Web page and app entries:
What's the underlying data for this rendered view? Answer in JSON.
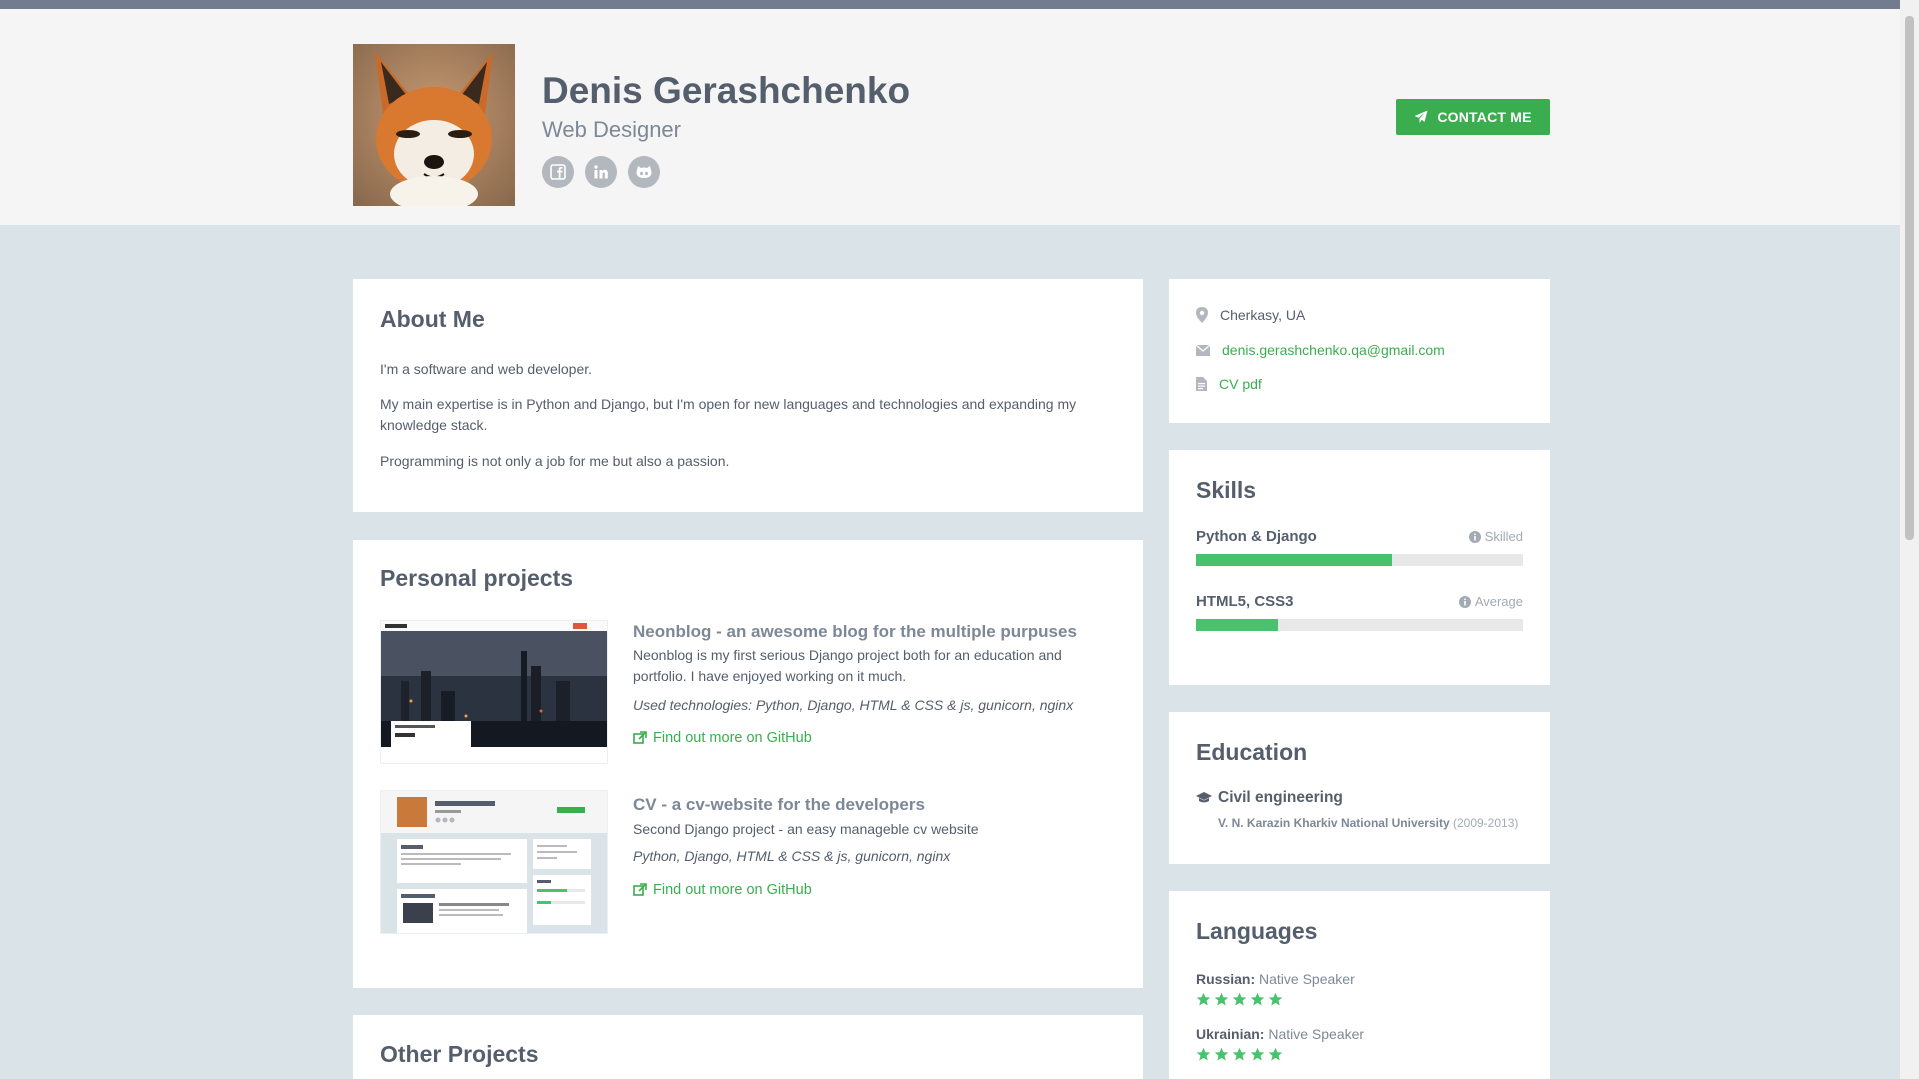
{
  "header": {
    "name": "Denis Gerashchenko",
    "tagline": "Web Designer",
    "avatar_alt": "fox avatar",
    "social": [
      "facebook-icon",
      "linkedin-icon",
      "github-icon"
    ],
    "contact_label": "CONTACT ME"
  },
  "about": {
    "title": "About Me",
    "paragraphs": [
      "I'm a software and web developer.",
      "My main expertise is in Python and Django, but I'm open for new languages and technologies and expanding my knowledge stack.",
      "Programming is not only a job for me but also a passion."
    ]
  },
  "projects": {
    "title": "Personal projects",
    "items": [
      {
        "title": "Neonblog - an awesome blog for the multiple purpuses",
        "description": "Neonblog is my first serious Django project both for an education and portfolio. I have enjoyed working on it much.",
        "tech": "Used technologies: Python, Django, HTML & CSS & js, gunicorn, nginx",
        "link": "Find out more on GitHub"
      },
      {
        "title": "CV - a cv-website for the developers",
        "description": "Second Django project - an easy manageble cv website",
        "tech": "Python, Django, HTML & CSS & js, gunicorn, nginx",
        "link": "Find out more on GitHub"
      }
    ]
  },
  "other_projects": {
    "title": "Other Projects"
  },
  "info": {
    "location": "Cherkasy, UA",
    "email": "denis.gerashchenko.qa@gmail.com",
    "cv": "CV pdf"
  },
  "skills": {
    "title": "Skills",
    "items": [
      {
        "name": "Python & Django",
        "level": "Skilled",
        "fraction": 0.6
      },
      {
        "name": "HTML5, CSS3",
        "level": "Average",
        "fraction": 0.25
      }
    ]
  },
  "education": {
    "title": "Education",
    "degree": "Civil engineering",
    "university": "V. N. Karazin Kharkiv National University",
    "years": "(2009-2013)"
  },
  "languages": {
    "title": "Languages",
    "items": [
      {
        "name": "Russian:",
        "level": "Native Speaker",
        "stars": 5
      },
      {
        "name": "Ukrainian:",
        "level": "Native Speaker",
        "stars": 5
      }
    ]
  },
  "colors": {
    "accent": "#3aae4e",
    "bar": "#49c26d",
    "star": "#49c26d",
    "page_bg": "#dae3e8",
    "header_bg": "#f5f5f5",
    "topbar": "#717d8e"
  }
}
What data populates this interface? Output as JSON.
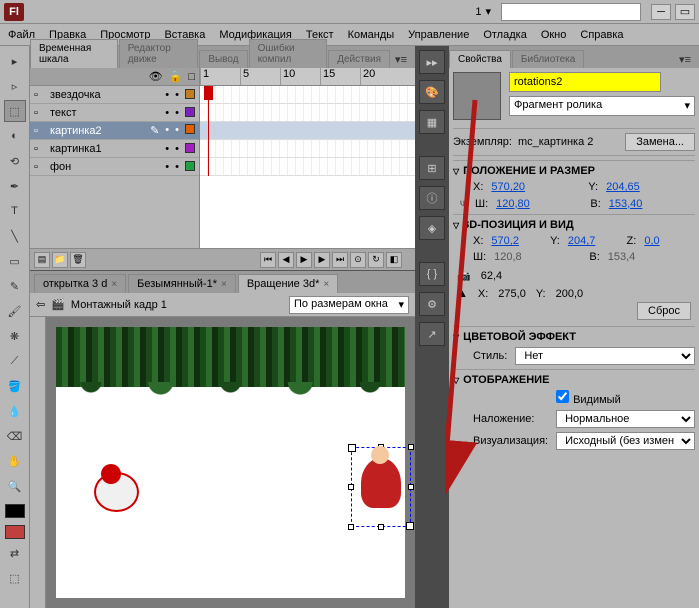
{
  "app": {
    "logo": "Fl",
    "workspace": "1"
  },
  "menu": [
    "Файл",
    "Правка",
    "Просмотр",
    "Вставка",
    "Модификация",
    "Текст",
    "Команды",
    "Управление",
    "Отладка",
    "Окно",
    "Справка"
  ],
  "panel_tabs": {
    "timeline": "Временная шкала",
    "motion": "Редактор движе",
    "output": "Вывод",
    "errors": "Ошибки компил",
    "actions": "Действия"
  },
  "ruler": [
    "1",
    "5",
    "10",
    "15",
    "20"
  ],
  "layers": [
    {
      "name": "звездочка",
      "selected": false,
      "color": "#c08020"
    },
    {
      "name": "текст",
      "selected": false,
      "color": "#8020c0"
    },
    {
      "name": "картинка2",
      "selected": true,
      "color": "#e06000"
    },
    {
      "name": "картинка1",
      "selected": false,
      "color": "#a020c0"
    },
    {
      "name": "фон",
      "selected": false,
      "color": "#20a040"
    }
  ],
  "doc_tabs": [
    {
      "label": "открытка 3 d",
      "active": false
    },
    {
      "label": "Безымянный-1*",
      "active": false
    },
    {
      "label": "Вращение 3d*",
      "active": true
    }
  ],
  "doc_bar": {
    "scene": "Монтажный кадр 1",
    "zoom": "По размерам окна"
  },
  "props": {
    "tab_props": "Свойства",
    "tab_lib": "Библиотека",
    "instance_name": "rotations2",
    "symbol_type": "Фрагмент ролика",
    "instance_label": "Экземпляр:",
    "instance_of": "mc_картинка 2",
    "swap": "Замена...",
    "section_pos": "ПОЛОЖЕНИЕ И РАЗМЕР",
    "pos": {
      "x_lbl": "X:",
      "x": "570,20",
      "y_lbl": "Y:",
      "y": "204,65",
      "w_lbl": "Ш:",
      "w": "120,80",
      "h_lbl": "В:",
      "h": "153,40"
    },
    "section_3d": "3D-ПОЗИЦИЯ И ВИД",
    "pos3d": {
      "x_lbl": "X:",
      "x": "570,2",
      "y_lbl": "Y:",
      "y": "204,7",
      "z_lbl": "Z:",
      "z": "0,0",
      "w_lbl": "Ш:",
      "w": "120,8",
      "h_lbl": "В:",
      "h": "153,4",
      "persp": "62,4",
      "vx_lbl": "X:",
      "vx": "275,0",
      "vy_lbl": "Y:",
      "vy": "200,0"
    },
    "reset": "Сброс",
    "section_color": "ЦВЕТОВОЙ ЭФФЕКТ",
    "style_lbl": "Стиль:",
    "style_val": "Нет",
    "section_display": "ОТОБРАЖЕНИЕ",
    "visible": "Видимый",
    "blend_lbl": "Наложение:",
    "blend_val": "Нормальное",
    "render_lbl": "Визуализация:",
    "render_val": "Исходный (без изменений)"
  }
}
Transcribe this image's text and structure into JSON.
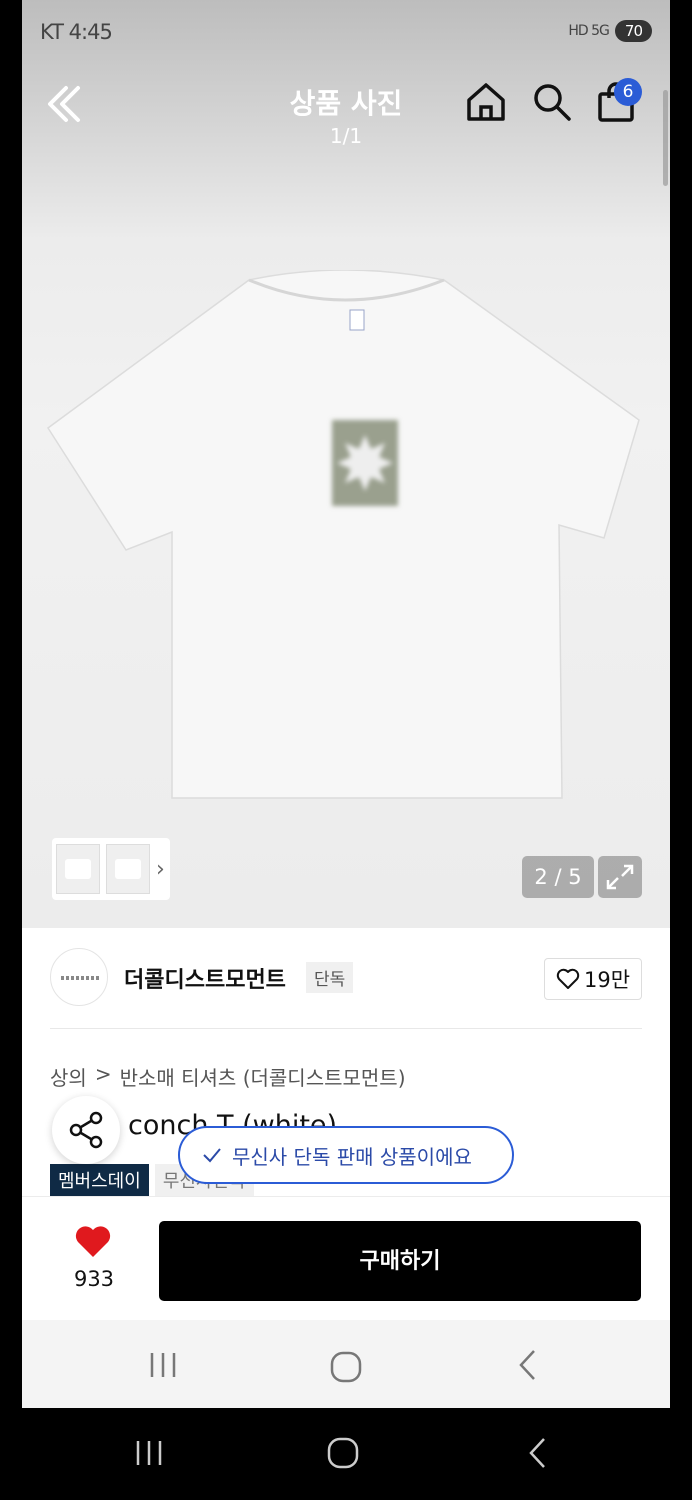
{
  "status_bar": {
    "time": "KT 4:45",
    "signal": "HD 5G",
    "battery": "70"
  },
  "header": {
    "title": "상품 사진",
    "page": "1/1",
    "cart_count": "6"
  },
  "gallery": {
    "counter": "2 / 5"
  },
  "brand": {
    "name": "더콜디스트모먼트",
    "badge": "단독",
    "likes": "19만"
  },
  "breadcrumb": {
    "category": "상의",
    "separator": ">",
    "sub": "반소매 티셔츠 (더콜디스트모먼트)"
  },
  "product": {
    "title": "conch T (white)"
  },
  "tags": {
    "member": "멤버스데이",
    "muted": "무신사단독"
  },
  "toast": {
    "text": "무신사 단독 판매 상품이에요"
  },
  "bottom": {
    "fav_count": "933",
    "buy_label": "구매하기"
  },
  "icons": [
    "back-icon",
    "home-icon",
    "search-icon",
    "bag-icon",
    "expand-icon",
    "heart-outline-icon",
    "share-icon",
    "check-icon",
    "heart-filled-icon",
    "recents-icon",
    "home-circle-icon",
    "back-arrow-icon"
  ],
  "colors": {
    "accent": "#2b5cd6",
    "buy": "#000000",
    "heart": "#e0191e",
    "member_tag": "#0f2a45"
  }
}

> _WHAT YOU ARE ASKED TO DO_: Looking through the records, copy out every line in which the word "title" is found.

> _OUTPUT OF THE EXERCISE_:
    "title": "About Me",
    "title": "Personal projects",
        "title": "Neonblog - an awesome blog for the multiple purpuses",
        "title": "CV - a cv-website for the developers",
    "title": "Other Projects"
    "title": "Skills",
    "title": "Education",
    "title": "Languages",
    "title": "상품 사진",
    "title": "conch T (white)"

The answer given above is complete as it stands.